• Exercise requirements:
The lines to copy are those in the listing that hold the word "thumb".
----------------
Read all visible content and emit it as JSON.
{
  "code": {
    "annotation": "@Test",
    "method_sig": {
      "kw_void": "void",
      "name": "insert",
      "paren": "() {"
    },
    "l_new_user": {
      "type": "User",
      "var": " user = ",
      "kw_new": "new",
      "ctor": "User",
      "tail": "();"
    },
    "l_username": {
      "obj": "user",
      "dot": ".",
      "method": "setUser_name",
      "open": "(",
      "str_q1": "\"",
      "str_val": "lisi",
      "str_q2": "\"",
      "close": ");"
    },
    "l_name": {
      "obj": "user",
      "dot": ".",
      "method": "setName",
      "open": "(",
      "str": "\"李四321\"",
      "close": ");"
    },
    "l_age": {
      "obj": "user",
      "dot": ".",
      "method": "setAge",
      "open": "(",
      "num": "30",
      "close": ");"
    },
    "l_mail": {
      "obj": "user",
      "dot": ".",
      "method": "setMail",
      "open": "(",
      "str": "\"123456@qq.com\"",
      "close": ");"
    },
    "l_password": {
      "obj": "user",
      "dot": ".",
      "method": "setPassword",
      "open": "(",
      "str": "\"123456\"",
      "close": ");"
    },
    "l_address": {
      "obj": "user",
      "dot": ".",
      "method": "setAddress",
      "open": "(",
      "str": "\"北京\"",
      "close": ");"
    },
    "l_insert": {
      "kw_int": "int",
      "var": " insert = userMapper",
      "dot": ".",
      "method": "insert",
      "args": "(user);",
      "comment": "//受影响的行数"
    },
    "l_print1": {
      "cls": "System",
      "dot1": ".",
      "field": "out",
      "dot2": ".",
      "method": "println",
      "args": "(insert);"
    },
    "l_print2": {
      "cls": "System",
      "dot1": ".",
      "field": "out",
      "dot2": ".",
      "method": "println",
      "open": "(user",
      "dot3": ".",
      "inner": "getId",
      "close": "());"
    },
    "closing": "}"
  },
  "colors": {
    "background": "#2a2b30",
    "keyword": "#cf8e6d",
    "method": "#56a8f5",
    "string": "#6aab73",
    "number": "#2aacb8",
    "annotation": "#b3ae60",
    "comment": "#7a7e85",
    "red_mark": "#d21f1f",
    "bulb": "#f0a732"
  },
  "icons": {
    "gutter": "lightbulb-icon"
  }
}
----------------
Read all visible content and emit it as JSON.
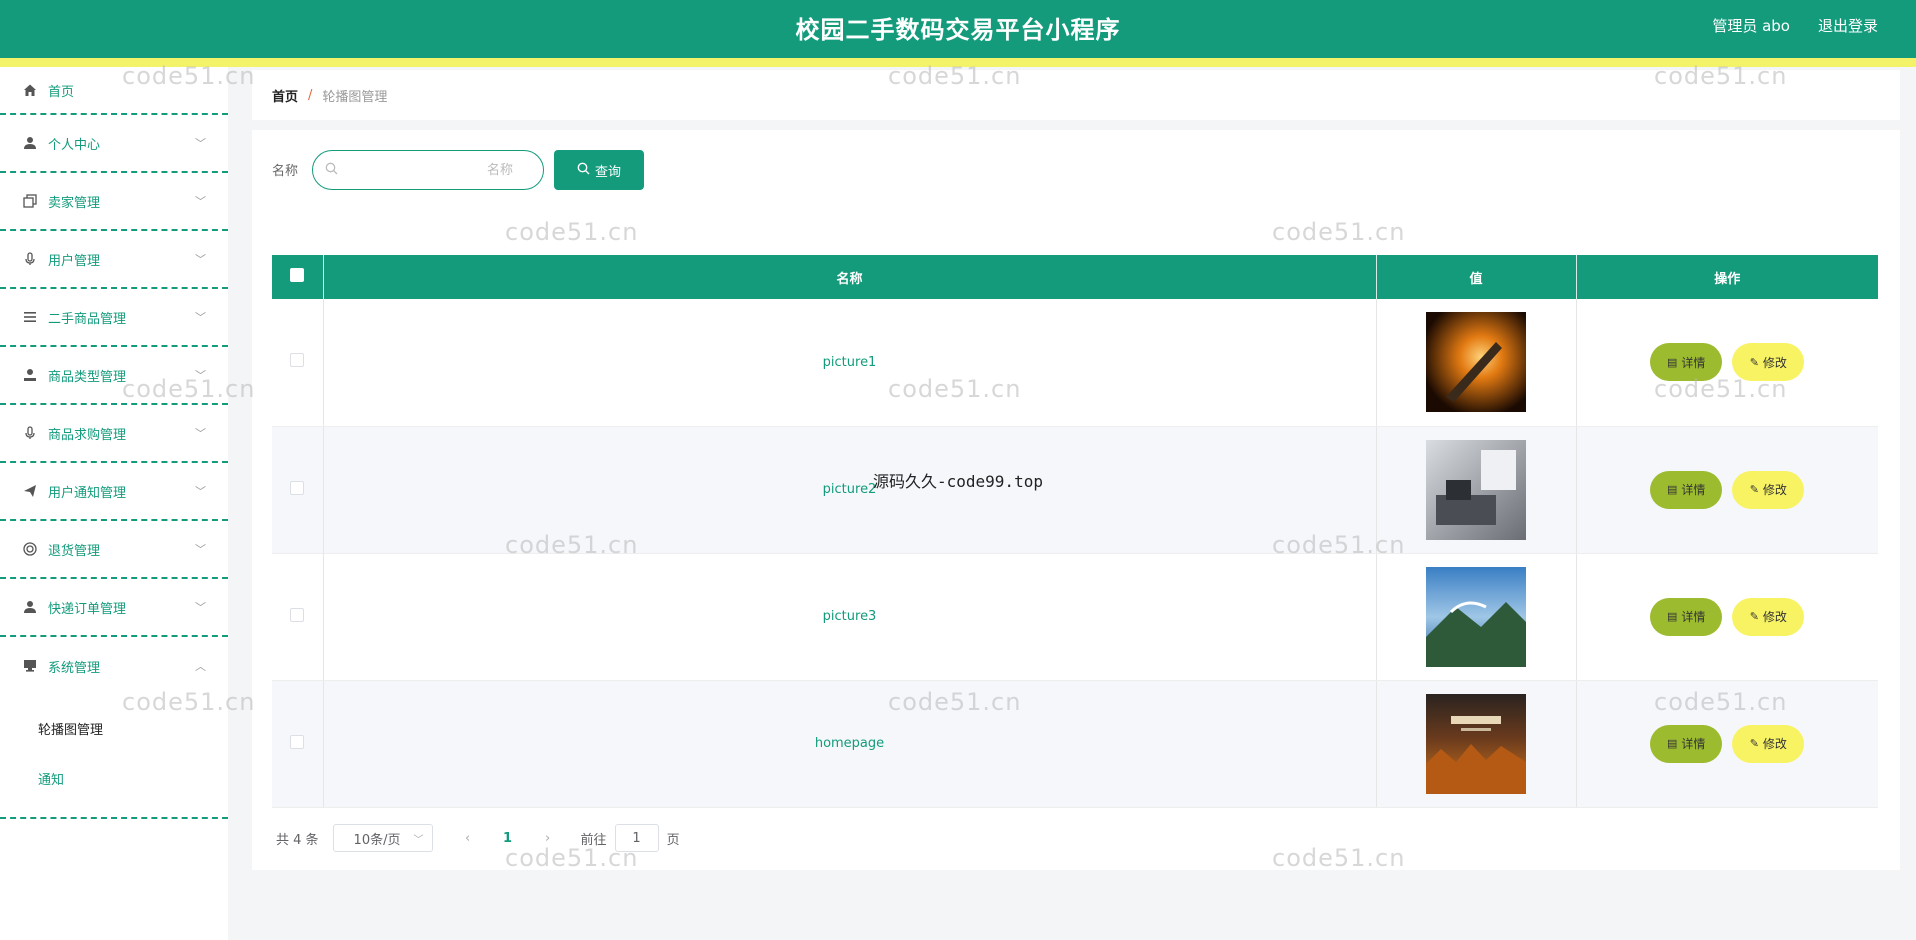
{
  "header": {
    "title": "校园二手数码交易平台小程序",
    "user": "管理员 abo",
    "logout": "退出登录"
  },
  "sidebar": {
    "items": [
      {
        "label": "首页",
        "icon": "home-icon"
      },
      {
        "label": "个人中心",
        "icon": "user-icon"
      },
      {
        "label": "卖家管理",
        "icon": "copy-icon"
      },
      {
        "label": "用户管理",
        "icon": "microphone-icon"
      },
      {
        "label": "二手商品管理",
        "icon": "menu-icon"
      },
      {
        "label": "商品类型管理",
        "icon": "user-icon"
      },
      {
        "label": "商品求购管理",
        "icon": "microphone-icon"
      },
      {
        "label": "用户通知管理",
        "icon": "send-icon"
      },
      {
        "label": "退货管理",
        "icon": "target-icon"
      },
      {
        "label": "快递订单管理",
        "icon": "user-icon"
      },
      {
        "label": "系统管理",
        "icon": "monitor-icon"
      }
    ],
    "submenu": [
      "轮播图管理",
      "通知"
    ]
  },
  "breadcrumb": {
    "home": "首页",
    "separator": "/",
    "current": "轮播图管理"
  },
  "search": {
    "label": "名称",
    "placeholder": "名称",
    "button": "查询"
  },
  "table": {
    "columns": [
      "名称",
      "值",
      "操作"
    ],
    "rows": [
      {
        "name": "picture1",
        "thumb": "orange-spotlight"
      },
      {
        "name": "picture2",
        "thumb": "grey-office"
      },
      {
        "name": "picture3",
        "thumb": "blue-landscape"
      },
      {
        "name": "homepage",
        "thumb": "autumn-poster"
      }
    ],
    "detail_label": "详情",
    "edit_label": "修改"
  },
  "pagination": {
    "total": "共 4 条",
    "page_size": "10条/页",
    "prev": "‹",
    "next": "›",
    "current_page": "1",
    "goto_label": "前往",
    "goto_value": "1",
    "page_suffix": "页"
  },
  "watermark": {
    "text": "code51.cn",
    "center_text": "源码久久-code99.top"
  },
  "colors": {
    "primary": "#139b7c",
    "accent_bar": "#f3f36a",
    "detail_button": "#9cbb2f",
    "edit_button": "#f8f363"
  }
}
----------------
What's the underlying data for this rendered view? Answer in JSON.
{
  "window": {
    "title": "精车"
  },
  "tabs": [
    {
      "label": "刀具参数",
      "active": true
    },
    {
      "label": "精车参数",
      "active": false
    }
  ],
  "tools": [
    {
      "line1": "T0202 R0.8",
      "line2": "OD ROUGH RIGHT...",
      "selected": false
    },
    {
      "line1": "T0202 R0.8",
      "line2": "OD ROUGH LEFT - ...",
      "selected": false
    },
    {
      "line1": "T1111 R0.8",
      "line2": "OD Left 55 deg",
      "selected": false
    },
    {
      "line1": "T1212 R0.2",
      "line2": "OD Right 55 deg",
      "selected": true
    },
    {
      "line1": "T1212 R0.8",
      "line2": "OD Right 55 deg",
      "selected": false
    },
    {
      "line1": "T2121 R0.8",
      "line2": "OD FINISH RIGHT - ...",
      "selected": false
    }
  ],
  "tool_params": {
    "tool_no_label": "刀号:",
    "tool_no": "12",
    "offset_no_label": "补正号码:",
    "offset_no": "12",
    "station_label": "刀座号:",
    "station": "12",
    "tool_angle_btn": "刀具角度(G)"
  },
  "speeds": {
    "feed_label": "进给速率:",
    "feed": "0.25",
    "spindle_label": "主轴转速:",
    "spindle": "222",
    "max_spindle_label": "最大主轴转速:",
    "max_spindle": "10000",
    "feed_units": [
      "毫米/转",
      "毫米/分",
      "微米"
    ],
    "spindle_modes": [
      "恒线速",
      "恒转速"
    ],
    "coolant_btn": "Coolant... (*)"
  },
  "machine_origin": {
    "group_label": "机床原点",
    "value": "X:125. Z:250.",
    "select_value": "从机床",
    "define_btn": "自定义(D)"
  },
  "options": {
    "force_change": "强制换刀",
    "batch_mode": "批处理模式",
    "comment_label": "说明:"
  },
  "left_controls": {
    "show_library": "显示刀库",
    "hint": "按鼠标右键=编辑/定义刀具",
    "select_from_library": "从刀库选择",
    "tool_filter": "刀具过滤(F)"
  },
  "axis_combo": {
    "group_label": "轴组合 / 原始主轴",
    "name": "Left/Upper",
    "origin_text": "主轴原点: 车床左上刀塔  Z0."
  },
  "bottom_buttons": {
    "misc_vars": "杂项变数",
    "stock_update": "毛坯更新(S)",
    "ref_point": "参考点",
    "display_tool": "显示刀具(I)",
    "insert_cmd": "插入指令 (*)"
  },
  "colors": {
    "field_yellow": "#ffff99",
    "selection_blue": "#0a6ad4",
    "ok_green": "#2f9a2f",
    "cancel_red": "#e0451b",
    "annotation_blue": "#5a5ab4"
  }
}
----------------
• Answer area:
        "thumb": "orange-spotlight"
        "thumb": "grey-office"
        "thumb": "blue-landscape"
        "thumb": "autumn-poster"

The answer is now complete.